*** Opening Records shown ***

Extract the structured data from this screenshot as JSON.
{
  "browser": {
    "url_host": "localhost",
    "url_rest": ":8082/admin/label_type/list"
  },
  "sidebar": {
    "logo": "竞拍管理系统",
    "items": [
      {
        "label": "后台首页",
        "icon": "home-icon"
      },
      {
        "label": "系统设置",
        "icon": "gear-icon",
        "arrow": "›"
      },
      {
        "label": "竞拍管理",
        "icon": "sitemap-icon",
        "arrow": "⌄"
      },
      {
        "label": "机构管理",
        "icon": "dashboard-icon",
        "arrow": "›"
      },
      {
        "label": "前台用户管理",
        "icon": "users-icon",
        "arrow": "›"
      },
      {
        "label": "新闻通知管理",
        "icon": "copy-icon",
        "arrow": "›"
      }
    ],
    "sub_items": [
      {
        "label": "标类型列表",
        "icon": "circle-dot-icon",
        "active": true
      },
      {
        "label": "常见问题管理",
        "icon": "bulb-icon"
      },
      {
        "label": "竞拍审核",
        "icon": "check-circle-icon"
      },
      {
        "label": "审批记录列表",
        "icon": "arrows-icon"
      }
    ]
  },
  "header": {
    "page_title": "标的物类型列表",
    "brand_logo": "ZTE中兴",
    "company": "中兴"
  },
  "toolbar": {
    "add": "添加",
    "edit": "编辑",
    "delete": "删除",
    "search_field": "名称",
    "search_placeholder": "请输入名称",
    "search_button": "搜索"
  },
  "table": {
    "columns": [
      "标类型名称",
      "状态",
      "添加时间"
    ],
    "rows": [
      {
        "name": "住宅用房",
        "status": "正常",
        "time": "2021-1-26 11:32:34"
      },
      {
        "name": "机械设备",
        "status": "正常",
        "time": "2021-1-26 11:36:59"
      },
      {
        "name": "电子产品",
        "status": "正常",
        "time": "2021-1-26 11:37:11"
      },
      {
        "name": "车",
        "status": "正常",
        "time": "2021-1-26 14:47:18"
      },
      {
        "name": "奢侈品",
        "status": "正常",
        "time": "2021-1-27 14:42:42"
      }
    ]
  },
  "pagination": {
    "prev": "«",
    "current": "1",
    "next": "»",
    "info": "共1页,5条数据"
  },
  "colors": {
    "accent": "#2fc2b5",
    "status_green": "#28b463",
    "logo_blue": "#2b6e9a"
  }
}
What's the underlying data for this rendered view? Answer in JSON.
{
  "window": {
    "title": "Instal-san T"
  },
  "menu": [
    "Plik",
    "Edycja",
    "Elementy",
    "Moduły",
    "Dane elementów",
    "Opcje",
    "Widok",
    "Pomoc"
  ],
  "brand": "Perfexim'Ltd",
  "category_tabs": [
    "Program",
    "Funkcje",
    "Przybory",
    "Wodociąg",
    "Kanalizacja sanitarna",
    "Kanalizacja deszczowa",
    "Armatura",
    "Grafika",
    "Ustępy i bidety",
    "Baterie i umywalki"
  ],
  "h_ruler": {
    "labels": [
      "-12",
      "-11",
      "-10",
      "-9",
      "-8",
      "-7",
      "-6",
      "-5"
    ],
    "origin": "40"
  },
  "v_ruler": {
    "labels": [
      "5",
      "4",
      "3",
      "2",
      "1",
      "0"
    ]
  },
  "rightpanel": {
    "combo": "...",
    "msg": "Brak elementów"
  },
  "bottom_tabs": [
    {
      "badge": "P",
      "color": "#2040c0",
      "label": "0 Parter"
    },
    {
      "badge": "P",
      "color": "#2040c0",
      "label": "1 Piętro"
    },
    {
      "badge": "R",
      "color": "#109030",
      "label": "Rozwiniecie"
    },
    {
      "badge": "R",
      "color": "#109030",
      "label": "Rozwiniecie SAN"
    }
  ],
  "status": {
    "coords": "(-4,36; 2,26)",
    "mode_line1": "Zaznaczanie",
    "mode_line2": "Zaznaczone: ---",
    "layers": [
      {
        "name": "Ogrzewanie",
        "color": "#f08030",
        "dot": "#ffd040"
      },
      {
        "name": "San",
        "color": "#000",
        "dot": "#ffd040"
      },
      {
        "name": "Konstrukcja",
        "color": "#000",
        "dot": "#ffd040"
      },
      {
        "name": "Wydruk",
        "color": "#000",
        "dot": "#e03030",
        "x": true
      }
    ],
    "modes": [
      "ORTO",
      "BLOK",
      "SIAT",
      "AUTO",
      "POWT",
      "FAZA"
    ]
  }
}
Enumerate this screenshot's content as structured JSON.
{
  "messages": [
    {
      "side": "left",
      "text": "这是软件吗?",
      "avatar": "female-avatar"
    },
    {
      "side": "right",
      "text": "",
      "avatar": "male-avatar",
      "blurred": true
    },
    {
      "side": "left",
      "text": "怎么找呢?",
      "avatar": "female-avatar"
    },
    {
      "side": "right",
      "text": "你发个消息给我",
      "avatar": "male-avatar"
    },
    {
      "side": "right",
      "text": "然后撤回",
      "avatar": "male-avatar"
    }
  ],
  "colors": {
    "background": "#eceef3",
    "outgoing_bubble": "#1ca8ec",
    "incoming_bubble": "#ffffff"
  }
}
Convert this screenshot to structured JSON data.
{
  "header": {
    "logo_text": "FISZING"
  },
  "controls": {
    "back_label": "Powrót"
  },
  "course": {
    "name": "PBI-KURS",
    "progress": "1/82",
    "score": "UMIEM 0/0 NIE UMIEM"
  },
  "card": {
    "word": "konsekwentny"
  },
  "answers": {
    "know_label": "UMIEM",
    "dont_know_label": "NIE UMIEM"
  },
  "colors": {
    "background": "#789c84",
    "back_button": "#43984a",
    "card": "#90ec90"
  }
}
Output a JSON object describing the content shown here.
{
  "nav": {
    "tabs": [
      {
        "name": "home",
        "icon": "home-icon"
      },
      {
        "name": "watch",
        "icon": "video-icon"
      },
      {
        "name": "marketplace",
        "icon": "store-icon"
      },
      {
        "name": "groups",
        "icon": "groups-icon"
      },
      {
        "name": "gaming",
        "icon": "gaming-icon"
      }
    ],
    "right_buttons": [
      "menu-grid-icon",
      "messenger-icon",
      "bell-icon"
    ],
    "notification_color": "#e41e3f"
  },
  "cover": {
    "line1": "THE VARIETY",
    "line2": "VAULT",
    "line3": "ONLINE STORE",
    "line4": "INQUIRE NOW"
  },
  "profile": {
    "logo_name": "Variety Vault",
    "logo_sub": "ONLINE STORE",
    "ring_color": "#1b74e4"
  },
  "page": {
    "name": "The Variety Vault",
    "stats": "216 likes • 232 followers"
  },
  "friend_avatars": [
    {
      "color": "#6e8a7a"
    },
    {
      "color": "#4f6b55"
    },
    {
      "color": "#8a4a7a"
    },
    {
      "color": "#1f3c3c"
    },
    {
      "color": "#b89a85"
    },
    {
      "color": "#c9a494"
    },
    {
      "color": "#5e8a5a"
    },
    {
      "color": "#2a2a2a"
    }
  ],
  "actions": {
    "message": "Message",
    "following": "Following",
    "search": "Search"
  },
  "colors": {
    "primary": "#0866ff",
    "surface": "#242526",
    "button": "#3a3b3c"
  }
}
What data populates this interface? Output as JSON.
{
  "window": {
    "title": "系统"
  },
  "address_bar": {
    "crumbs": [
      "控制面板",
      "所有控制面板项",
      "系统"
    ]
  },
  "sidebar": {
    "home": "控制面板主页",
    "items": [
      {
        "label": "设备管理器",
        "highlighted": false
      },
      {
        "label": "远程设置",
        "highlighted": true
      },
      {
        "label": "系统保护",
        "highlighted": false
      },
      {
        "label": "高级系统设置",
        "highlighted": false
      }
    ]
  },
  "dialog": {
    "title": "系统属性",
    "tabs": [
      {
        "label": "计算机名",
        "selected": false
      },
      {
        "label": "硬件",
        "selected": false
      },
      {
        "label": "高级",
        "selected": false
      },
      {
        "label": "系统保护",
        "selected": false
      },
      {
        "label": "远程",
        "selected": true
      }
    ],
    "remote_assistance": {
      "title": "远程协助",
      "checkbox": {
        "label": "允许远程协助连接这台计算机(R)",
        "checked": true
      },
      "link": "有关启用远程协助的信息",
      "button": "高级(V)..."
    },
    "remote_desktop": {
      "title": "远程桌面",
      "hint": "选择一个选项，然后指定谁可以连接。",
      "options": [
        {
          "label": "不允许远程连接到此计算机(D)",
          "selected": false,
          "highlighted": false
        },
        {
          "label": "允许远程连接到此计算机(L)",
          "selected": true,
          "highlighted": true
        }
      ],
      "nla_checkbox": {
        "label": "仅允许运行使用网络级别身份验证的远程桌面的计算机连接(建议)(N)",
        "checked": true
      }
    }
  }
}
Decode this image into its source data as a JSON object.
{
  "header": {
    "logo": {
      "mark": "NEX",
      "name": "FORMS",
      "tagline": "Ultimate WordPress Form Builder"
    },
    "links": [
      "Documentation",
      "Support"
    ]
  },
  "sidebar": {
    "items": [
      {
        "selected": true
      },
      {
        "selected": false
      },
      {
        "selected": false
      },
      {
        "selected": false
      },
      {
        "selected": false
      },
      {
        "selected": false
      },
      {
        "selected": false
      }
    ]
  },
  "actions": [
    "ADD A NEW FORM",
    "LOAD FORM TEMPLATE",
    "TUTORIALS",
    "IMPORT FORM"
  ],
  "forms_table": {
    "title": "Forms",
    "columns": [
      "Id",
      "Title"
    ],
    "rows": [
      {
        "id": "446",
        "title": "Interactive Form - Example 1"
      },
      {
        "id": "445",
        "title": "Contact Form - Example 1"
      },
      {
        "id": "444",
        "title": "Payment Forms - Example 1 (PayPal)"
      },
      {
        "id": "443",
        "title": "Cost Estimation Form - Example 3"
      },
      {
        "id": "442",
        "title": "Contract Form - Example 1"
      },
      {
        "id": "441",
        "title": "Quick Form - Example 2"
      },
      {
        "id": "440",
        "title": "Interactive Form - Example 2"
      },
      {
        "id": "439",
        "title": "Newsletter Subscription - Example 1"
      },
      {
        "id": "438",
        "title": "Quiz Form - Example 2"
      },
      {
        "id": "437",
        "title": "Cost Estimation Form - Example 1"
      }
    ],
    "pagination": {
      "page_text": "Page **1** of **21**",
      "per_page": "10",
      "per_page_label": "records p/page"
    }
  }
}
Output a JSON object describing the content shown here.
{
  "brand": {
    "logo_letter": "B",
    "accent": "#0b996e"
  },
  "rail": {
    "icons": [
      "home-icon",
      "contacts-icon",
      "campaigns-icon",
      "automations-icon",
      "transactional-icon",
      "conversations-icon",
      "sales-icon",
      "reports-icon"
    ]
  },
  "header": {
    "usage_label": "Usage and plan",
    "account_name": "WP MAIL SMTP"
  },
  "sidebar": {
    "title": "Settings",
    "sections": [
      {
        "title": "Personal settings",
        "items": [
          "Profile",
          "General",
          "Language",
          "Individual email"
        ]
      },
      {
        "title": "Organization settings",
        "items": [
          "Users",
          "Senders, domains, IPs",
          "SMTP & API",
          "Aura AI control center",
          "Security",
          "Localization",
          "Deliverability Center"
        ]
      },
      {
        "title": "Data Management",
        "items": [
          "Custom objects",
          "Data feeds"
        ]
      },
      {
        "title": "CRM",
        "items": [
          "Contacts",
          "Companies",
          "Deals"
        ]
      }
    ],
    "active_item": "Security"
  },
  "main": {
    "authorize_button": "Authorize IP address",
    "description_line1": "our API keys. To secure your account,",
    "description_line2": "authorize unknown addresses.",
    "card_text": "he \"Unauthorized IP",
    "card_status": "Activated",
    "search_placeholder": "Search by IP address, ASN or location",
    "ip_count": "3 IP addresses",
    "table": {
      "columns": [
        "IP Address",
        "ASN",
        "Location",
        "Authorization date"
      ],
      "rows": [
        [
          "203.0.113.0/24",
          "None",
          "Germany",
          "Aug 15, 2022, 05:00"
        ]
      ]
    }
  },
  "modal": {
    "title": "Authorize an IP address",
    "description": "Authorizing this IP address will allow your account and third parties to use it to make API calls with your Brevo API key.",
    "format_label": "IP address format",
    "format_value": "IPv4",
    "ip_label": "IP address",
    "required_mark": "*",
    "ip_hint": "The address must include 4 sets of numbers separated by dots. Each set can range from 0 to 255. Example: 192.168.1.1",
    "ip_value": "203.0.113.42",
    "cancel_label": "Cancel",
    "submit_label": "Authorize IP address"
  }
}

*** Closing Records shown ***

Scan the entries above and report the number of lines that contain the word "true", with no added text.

10